“Scafaria’s film views the crime genre through a female lens and uses its distinct voice to tell a story about sisterhood and capitalism, shining a light on sex workers in a rare sympathetic light.”
There’s comparable use of post-mortem narration in both Scafaria’s and Scorsese’s films, both similarly use dark comedy to relieve tension, and both utilize similar narrative arcs of their protagonist being lured into a life of crime until things go too far and are forced to quit for self-preservation.
If the preceding analysis hasn’t already made it clear, the big difference between “Hustlers” and “Joker” is that one uses references as a backbone to new ideas, whilst the other has constructed itself almost entirely out of references. Though the tonal and stylistic similarities will be apparent to cinephiles watching “Hustlers”, its subject matter, themes and perspective are wholly unique.

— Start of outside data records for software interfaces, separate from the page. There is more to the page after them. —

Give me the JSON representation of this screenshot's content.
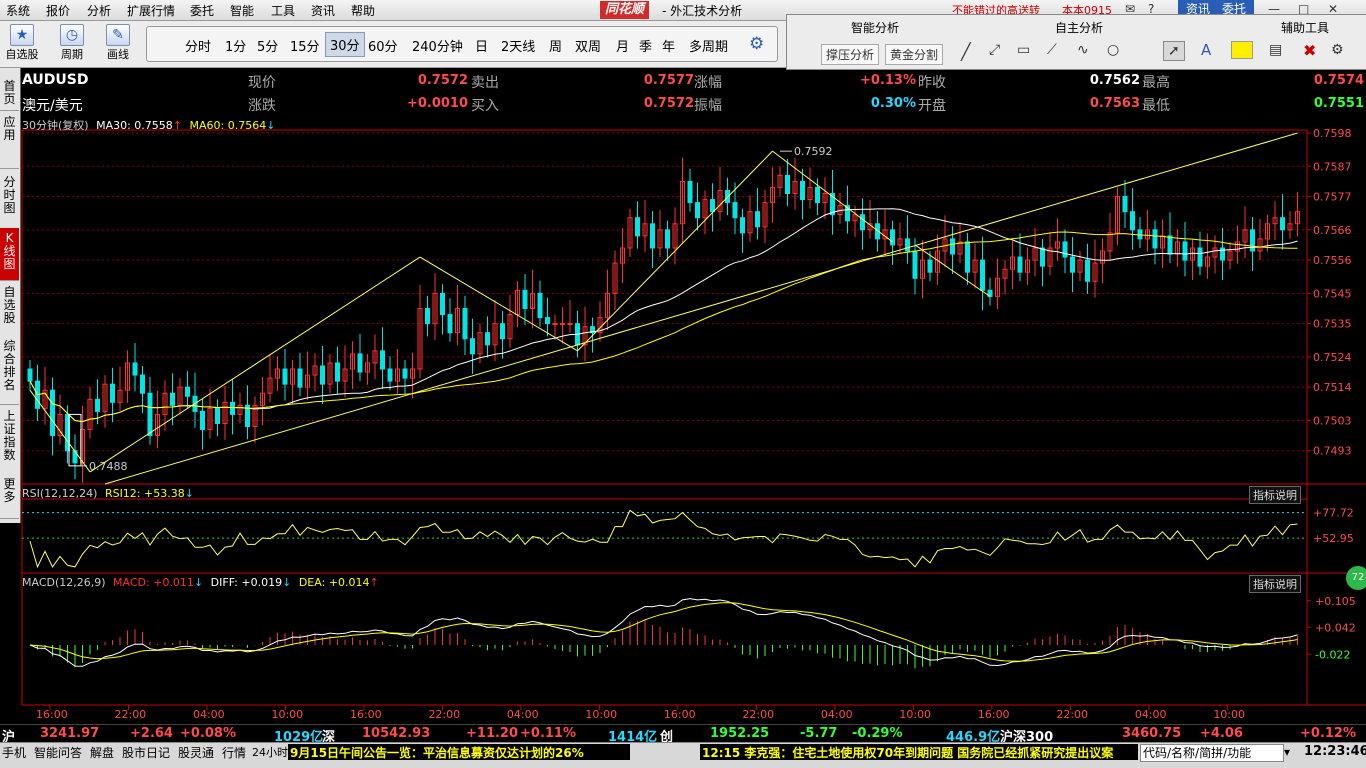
{
  "menu": [
    "系统",
    "报价",
    "分析",
    "扩展行情",
    "委托",
    "智能",
    "工具",
    "资讯",
    "帮助"
  ],
  "brand": "同花顺",
  "app_title": "- 外汇技术分析",
  "marquee": "不能错过的高送转",
  "user": "本本0915",
  "top_buttons": {
    "news": "资讯",
    "trade": "委托"
  },
  "toolbar": {
    "watchlist": "自选股",
    "cycle": "周期",
    "draw": "画线"
  },
  "periods": [
    "分时",
    "1分",
    "5分",
    "15分",
    "30分",
    "60分",
    "240分钟",
    "日",
    "2天线",
    "周",
    "双周",
    "月",
    "季",
    "年",
    "多周期"
  ],
  "selected_period": "30分",
  "right_panel": {
    "smart": "智能分析",
    "self": "自主分析",
    "aux": "辅助工具",
    "btn1": "撑压分析",
    "btn2": "黄金分割"
  },
  "sidebar": [
    "首页",
    "应用",
    "分时图",
    "K线图",
    "自选股",
    "综合排名",
    "上证指数",
    "更多"
  ],
  "quote": {
    "symbol": "AUDUSD",
    "name": "澳元/美元",
    "fields": [
      {
        "label": "现价",
        "value": "0.7572",
        "color": "#ff4b4b"
      },
      {
        "label": "卖出",
        "value": "0.7577",
        "color": "#ff4b4b"
      },
      {
        "label": "涨幅",
        "value": "+0.13%",
        "color": "#ff4b4b"
      },
      {
        "label": "昨收",
        "value": "0.7562",
        "color": "#ffffff"
      },
      {
        "label": "最高",
        "value": "0.7574",
        "color": "#ff4b4b"
      },
      {
        "label": "涨跌",
        "value": "+0.0010",
        "color": "#ff4b4b"
      },
      {
        "label": "买入",
        "value": "0.7572",
        "color": "#ff4b4b"
      },
      {
        "label": "振幅",
        "value": "0.30%",
        "color": "#29d7ff"
      },
      {
        "label": "开盘",
        "value": "0.7563",
        "color": "#ff4b4b"
      },
      {
        "label": "最低",
        "value": "0.7551",
        "color": "#33ff33"
      }
    ]
  },
  "main_legend": {
    "period": "30分钟(复权)",
    "ma30": "MA30: 0.7558",
    "ma60": "MA60: 0.7564"
  },
  "rsi_legend": {
    "title": "RSI(12,12,24)",
    "val": "RSI12: +53.38"
  },
  "macd_legend": {
    "title": "MACD(12,26,9)",
    "macd": "MACD: +0.011",
    "diff": "DIFF: +0.019",
    "dea": "DEA: +0.014"
  },
  "indicator_btn": "指标说明",
  "badge": "72",
  "chart_data": {
    "type": "candlestick",
    "symbol": "AUDUSD",
    "price_ylim": [
      0.7482,
      0.7598
    ],
    "price_ticks": [
      0.7598,
      0.7587,
      0.7577,
      0.7566,
      0.7556,
      0.7545,
      0.7535,
      0.7524,
      0.7514,
      0.7503,
      0.7493
    ],
    "annotations": [
      {
        "label": "0.7592",
        "value": 0.7592
      },
      {
        "label": "0.7488",
        "value": 0.7488
      }
    ],
    "time_labels": [
      "16:00",
      "22:00",
      "04:00",
      "10:00",
      "16:00",
      "22:00",
      "04:00",
      "10:00",
      "16:00",
      "22:00",
      "04:00",
      "10:00",
      "16:00",
      "22:00",
      "04:00",
      "10:00"
    ],
    "candles": [
      [
        0.752,
        0.7516
      ],
      [
        0.7516,
        0.7507
      ],
      [
        0.7507,
        0.7513
      ],
      [
        0.7513,
        0.7498
      ],
      [
        0.7498,
        0.7505
      ],
      [
        0.7505,
        0.7493
      ],
      [
        0.7493,
        0.7489
      ],
      [
        0.7489,
        0.75
      ],
      [
        0.75,
        0.751
      ],
      [
        0.751,
        0.7506
      ],
      [
        0.7506,
        0.7515
      ],
      [
        0.7515,
        0.7509
      ],
      [
        0.7509,
        0.7513
      ],
      [
        0.7513,
        0.7522
      ],
      [
        0.7522,
        0.7518
      ],
      [
        0.7518,
        0.7512
      ],
      [
        0.7512,
        0.7498
      ],
      [
        0.7498,
        0.7505
      ],
      [
        0.7505,
        0.7512
      ],
      [
        0.7512,
        0.7508
      ],
      [
        0.7508,
        0.7514
      ],
      [
        0.7514,
        0.7511
      ],
      [
        0.7511,
        0.7506
      ],
      [
        0.7506,
        0.75
      ],
      [
        0.75,
        0.7507
      ],
      [
        0.7507,
        0.7502
      ],
      [
        0.7502,
        0.7509
      ],
      [
        0.7509,
        0.7505
      ],
      [
        0.7505,
        0.7508
      ],
      [
        0.7508,
        0.7501
      ],
      [
        0.7501,
        0.7508
      ],
      [
        0.7508,
        0.7512
      ],
      [
        0.7512,
        0.7517
      ],
      [
        0.7517,
        0.752
      ],
      [
        0.752,
        0.7515
      ],
      [
        0.7515,
        0.752
      ],
      [
        0.752,
        0.7514
      ],
      [
        0.7514,
        0.7518
      ],
      [
        0.7518,
        0.7521
      ],
      [
        0.7521,
        0.7515
      ],
      [
        0.7515,
        0.7522
      ],
      [
        0.7522,
        0.7516
      ],
      [
        0.7516,
        0.752
      ],
      [
        0.752,
        0.7525
      ],
      [
        0.7525,
        0.7519
      ],
      [
        0.7519,
        0.7522
      ],
      [
        0.7522,
        0.7526
      ],
      [
        0.7526,
        0.752
      ],
      [
        0.752,
        0.7516
      ],
      [
        0.7516,
        0.752
      ],
      [
        0.752,
        0.7517
      ],
      [
        0.7517,
        0.752
      ],
      [
        0.752,
        0.754
      ],
      [
        0.754,
        0.7535
      ],
      [
        0.7535,
        0.7545
      ],
      [
        0.7545,
        0.7538
      ],
      [
        0.7538,
        0.7532
      ],
      [
        0.7532,
        0.754
      ],
      [
        0.754,
        0.753
      ],
      [
        0.753,
        0.7525
      ],
      [
        0.7525,
        0.7532
      ],
      [
        0.7532,
        0.7528
      ],
      [
        0.7528,
        0.7535
      ],
      [
        0.7535,
        0.753
      ],
      [
        0.753,
        0.7538
      ],
      [
        0.7538,
        0.7546
      ],
      [
        0.7546,
        0.754
      ],
      [
        0.754,
        0.7545
      ],
      [
        0.7545,
        0.7537
      ],
      [
        0.7537,
        0.7535
      ],
      [
        0.7535,
        0.7535
      ],
      [
        0.7535,
        0.7535
      ],
      [
        0.7535,
        0.7535
      ],
      [
        0.7535,
        0.7528
      ],
      [
        0.7528,
        0.7534
      ],
      [
        0.7534,
        0.7532
      ],
      [
        0.7532,
        0.7537
      ],
      [
        0.7537,
        0.7545
      ],
      [
        0.7545,
        0.7555
      ],
      [
        0.7555,
        0.756
      ],
      [
        0.756,
        0.757
      ],
      [
        0.757,
        0.7564
      ],
      [
        0.7564,
        0.7568
      ],
      [
        0.7568,
        0.756
      ],
      [
        0.756,
        0.7566
      ],
      [
        0.7566,
        0.756
      ],
      [
        0.756,
        0.7568
      ],
      [
        0.7568,
        0.7582
      ],
      [
        0.7582,
        0.7575
      ],
      [
        0.7575,
        0.757
      ],
      [
        0.757,
        0.7576
      ],
      [
        0.7576,
        0.7572
      ],
      [
        0.7572,
        0.7579
      ],
      [
        0.7579,
        0.7575
      ],
      [
        0.7575,
        0.757
      ],
      [
        0.757,
        0.7565
      ],
      [
        0.7565,
        0.7572
      ],
      [
        0.7572,
        0.7567
      ],
      [
        0.7567,
        0.7575
      ],
      [
        0.7575,
        0.758
      ],
      [
        0.758,
        0.7584
      ],
      [
        0.7584,
        0.7578
      ],
      [
        0.7578,
        0.7582
      ],
      [
        0.7582,
        0.7576
      ],
      [
        0.7576,
        0.758
      ],
      [
        0.758,
        0.7575
      ],
      [
        0.7575,
        0.7578
      ],
      [
        0.7578,
        0.7571
      ],
      [
        0.7571,
        0.7574
      ],
      [
        0.7574,
        0.7569
      ],
      [
        0.7569,
        0.7571
      ],
      [
        0.7571,
        0.7566
      ],
      [
        0.7566,
        0.7568
      ],
      [
        0.7568,
        0.7563
      ],
      [
        0.7563,
        0.7566
      ],
      [
        0.7566,
        0.7561
      ],
      [
        0.7561,
        0.7563
      ],
      [
        0.7563,
        0.7559
      ],
      [
        0.7559,
        0.755
      ],
      [
        0.755,
        0.7556
      ],
      [
        0.7556,
        0.7552
      ],
      [
        0.7552,
        0.7559
      ],
      [
        0.7559,
        0.7563
      ],
      [
        0.7563,
        0.7558
      ],
      [
        0.7558,
        0.7562
      ],
      [
        0.7562,
        0.7552
      ],
      [
        0.7552,
        0.7556
      ],
      [
        0.7556,
        0.7546
      ],
      [
        0.7546,
        0.7544
      ],
      [
        0.7544,
        0.755
      ],
      [
        0.755,
        0.7553
      ],
      [
        0.7553,
        0.7557
      ],
      [
        0.7557,
        0.7552
      ],
      [
        0.7552,
        0.7556
      ],
      [
        0.7556,
        0.756
      ],
      [
        0.756,
        0.7554
      ],
      [
        0.7554,
        0.756
      ],
      [
        0.756,
        0.7562
      ],
      [
        0.7562,
        0.7557
      ],
      [
        0.7557,
        0.7552
      ],
      [
        0.7552,
        0.7556
      ],
      [
        0.7556,
        0.7549
      ],
      [
        0.7549,
        0.7555
      ],
      [
        0.7555,
        0.7559
      ],
      [
        0.7559,
        0.7565
      ],
      [
        0.7565,
        0.7577
      ],
      [
        0.7577,
        0.7572
      ],
      [
        0.7572,
        0.7566
      ],
      [
        0.7566,
        0.7563
      ],
      [
        0.7563,
        0.7566
      ],
      [
        0.7566,
        0.756
      ],
      [
        0.756,
        0.7564
      ],
      [
        0.7564,
        0.7558
      ],
      [
        0.7558,
        0.7562
      ],
      [
        0.7562,
        0.7556
      ],
      [
        0.7556,
        0.756
      ],
      [
        0.756,
        0.7554
      ],
      [
        0.7554,
        0.7557
      ],
      [
        0.7557,
        0.756
      ],
      [
        0.756,
        0.7556
      ],
      [
        0.7556,
        0.7559
      ],
      [
        0.7559,
        0.7562
      ],
      [
        0.7562,
        0.7566
      ],
      [
        0.7566,
        0.7559
      ],
      [
        0.7559,
        0.7563
      ],
      [
        0.7563,
        0.7568
      ],
      [
        0.7568,
        0.757
      ],
      [
        0.757,
        0.7566
      ],
      [
        0.7566,
        0.7568
      ],
      [
        0.7568,
        0.7572
      ]
    ],
    "rsi_ticks": [
      77.72,
      52.95
    ],
    "macd_ticks": [
      0.105,
      0.042,
      -0.022
    ]
  },
  "index_bar": {
    "sh_label": "沪",
    "sh": "3241.97",
    "sh_chg": "+2.64",
    "sh_pct": "+0.08%",
    "sh_amt": "1029亿",
    "sz_label": "深",
    "sz": "10542.93",
    "sz_chg": "+11.20",
    "sz_pct": "+0.11%",
    "sz_amt": "1414亿",
    "cy_label": "创",
    "cy": "1952.25",
    "cy_chg": "-5.77",
    "cy_pct": "-0.29%",
    "cy_amt": "446.9亿",
    "hs_label": "沪深300",
    "hs": "3460.75",
    "hs_chg": "+4.06",
    "hs_pct": "+0.12%"
  },
  "taskbar": {
    "items": [
      "手机",
      "智能问答",
      "解盘",
      "股市日记",
      "股灵通",
      "行情",
      "24小时滚动"
    ],
    "news1": "9月15日午间公告一览：平治信息募资仅达计划的26%",
    "news2": "12:15 李克强：住宅土地使用权70年到期问题 国务院已经抓紧研究提出议案",
    "code_placeholder": "代码/名称/简拼/功能",
    "clock": "12:23:46"
  },
  "colors": {
    "up": "#ff3030",
    "down": "#00e6e6",
    "ma": "#ffff00",
    "white": "#ffffff",
    "grid": "#8b0000"
  }
}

Scafaria’s film views the crime genre through a female lens and uses its distinct voice to tell a story about sisterhood and capitalism, shining a light on sex workers in a rare sympathetic light and demonstrating how the financial crash hugely affected the poor and marginalised.
When you look at the themes of “Joker”, it does undeniably have something to say about mental health and the dilapidated state of mid 20th century New York, but its musings are just slight variations on what Scorsese already said about those topics forty years ago. Arthur Fleck is a mere amalgamation of Travis Bickle and Rupert Pupkin with clown make-up on, and the film seems to think just combining those characters is enough of a statement.

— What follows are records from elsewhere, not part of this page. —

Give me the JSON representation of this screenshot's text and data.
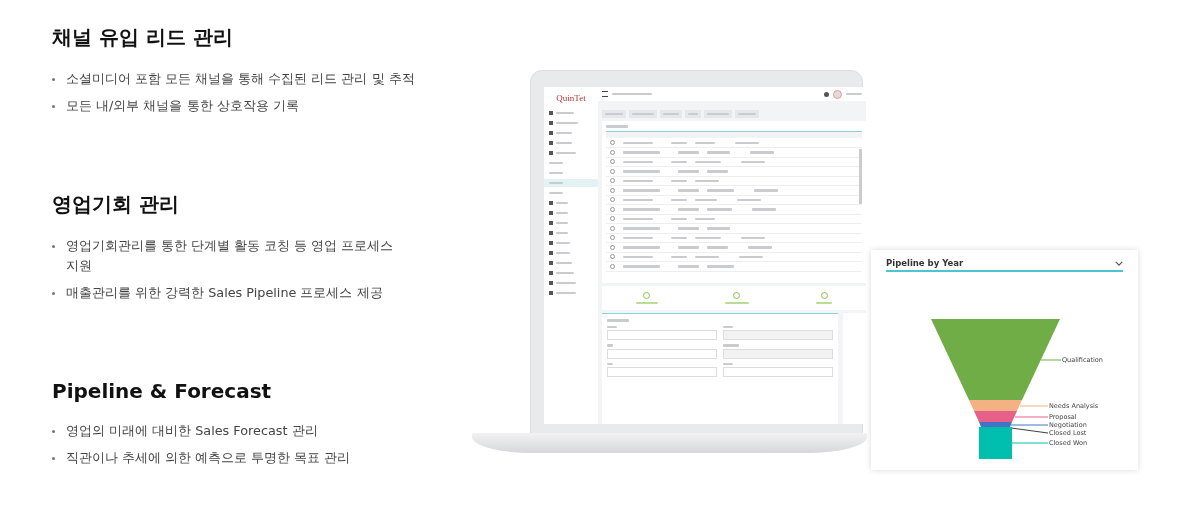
{
  "sections": [
    {
      "title": "채널 유입 리드 관리",
      "bullets": [
        "소셜미디어 포함 모든 채널을 통해 수집된 리드 관리 및 추적",
        "모든 내/외부 채널을 통한 상호작용 기록"
      ]
    },
    {
      "title": "영업기회 관리",
      "bullets": [
        "영업기회관리를 통한 단계별 활동 코칭 등 영업 프로세스 지원",
        "매출관리를 위한 강력한 Sales Pipeline 프로세스 제공"
      ]
    },
    {
      "title": "Pipeline & Forecast",
      "bullets": [
        "영업의 미래에 대비한 Sales Forecast 관리",
        "직관이나 추세에 의한 예측으로 투명한 목표 관리"
      ]
    }
  ],
  "app": {
    "logo": "QuinTet",
    "rows": [
      {
        "selected": false
      },
      {
        "selected": false
      },
      {
        "selected": false
      },
      {
        "selected": false
      },
      {
        "selected": false
      },
      {
        "selected": false
      },
      {
        "selected": false
      },
      {
        "selected": false
      },
      {
        "selected": false
      },
      {
        "selected": false
      },
      {
        "selected": false
      },
      {
        "selected": false
      },
      {
        "selected": false
      },
      {
        "selected": false
      }
    ]
  },
  "funnel": {
    "title": "Pipeline by Year",
    "segments": [
      {
        "label": "Qualification",
        "color": "#70ad47"
      },
      {
        "label": "Needs Analysis",
        "color": "#f4b183"
      },
      {
        "label": "Proposal",
        "color": "#e6608a"
      },
      {
        "label": "Negotiation",
        "color": "#4472c4"
      },
      {
        "label": "Closed Lost",
        "color": "#404040"
      },
      {
        "label": "Closed Won",
        "color": "#00bfae"
      }
    ]
  }
}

“Cinema history has proven you can borrow or even rip-off ideas from your idols, but the goal is usually to say something new with the inspired material”
In many ways, the film may have actually had more of an impact had it taken place in modern times instead of tying itself to the era of Scorsese’s heyday. Not only would its commentary on the nature of celebrity, the stigmatisation of mental health issues and the downfall of politically-incorrect comedy (something only Phillips and his ilk seem to think is a serious problem) make more sense in a contemporary setting, it would have made what it has to say resonate more.

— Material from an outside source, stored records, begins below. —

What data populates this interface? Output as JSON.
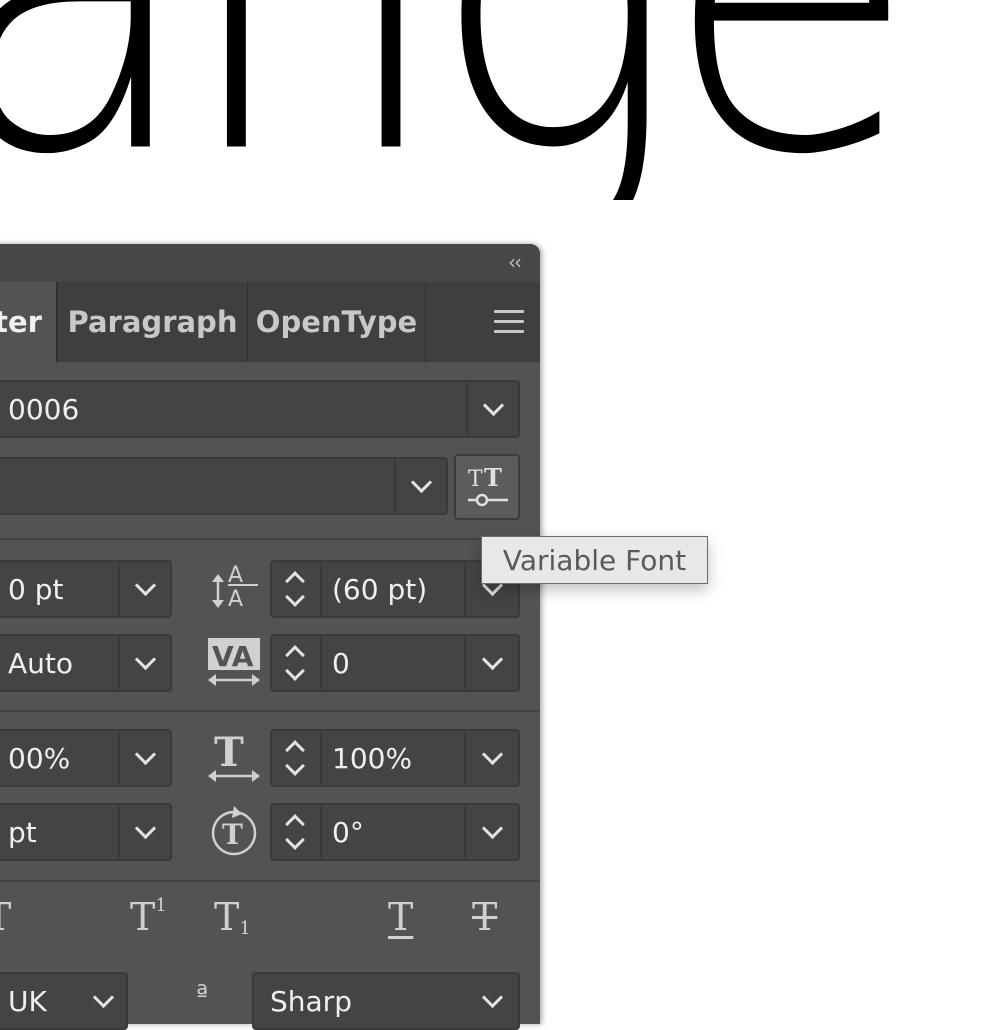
{
  "canvas": {
    "word": "ange"
  },
  "panel": {
    "collapse_icon": "double-chevron-left-icon",
    "tabs": [
      {
        "label": "ter",
        "active": true
      },
      {
        "label": "Paragraph",
        "active": false
      },
      {
        "label": "OpenType",
        "active": false
      }
    ],
    "menu_icon": "hamburger-menu-icon",
    "font_family": "0006",
    "font_style": "",
    "font_size": "0 pt",
    "leading": "(60 pt)",
    "kerning": "Auto",
    "tracking": "0",
    "vertical_scale": "00%",
    "horizontal_scale": "100%",
    "baseline_shift": "pt",
    "rotation": "0°",
    "language": "UK",
    "antialias": "Sharp"
  },
  "tooltip": {
    "text": "Variable Font"
  },
  "colors": {
    "panel": "#535353",
    "tabbar": "#3f3f3f",
    "field": "#444444",
    "tooltip_bg": "#e8e8e8"
  }
}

In its current form, “Joker”’s adoption of the Scorsese aesthetic seems as contrived a move to make itself seem more “serious” to Academy voters as its decision to tie itself to Batman to grab mainstream attention.
“The big difference between “Hustlers” and “Joker” is that one uses references as a backbone to new ideas, whilst the other has constructed itself almost entirely out of references”
Imitation is the sincerest form of flattery as the saying goes, but that’s all Joker ultimately is a flattering piece of fan fiction dedicated to Martin Scorsese. Cinema history has proven you can borrow or even rip-off ideas from your idols, but the goal is usually to say something new with the inspired material. Tarantino, Wright and Scafaria understand this unwritten rule and make their tributes as much about themselves as they do about their role models, but Phillips doesn’t quite seem to have grasped that; whether that’s down to ignorance, cynicism or ego we’ll never quite know.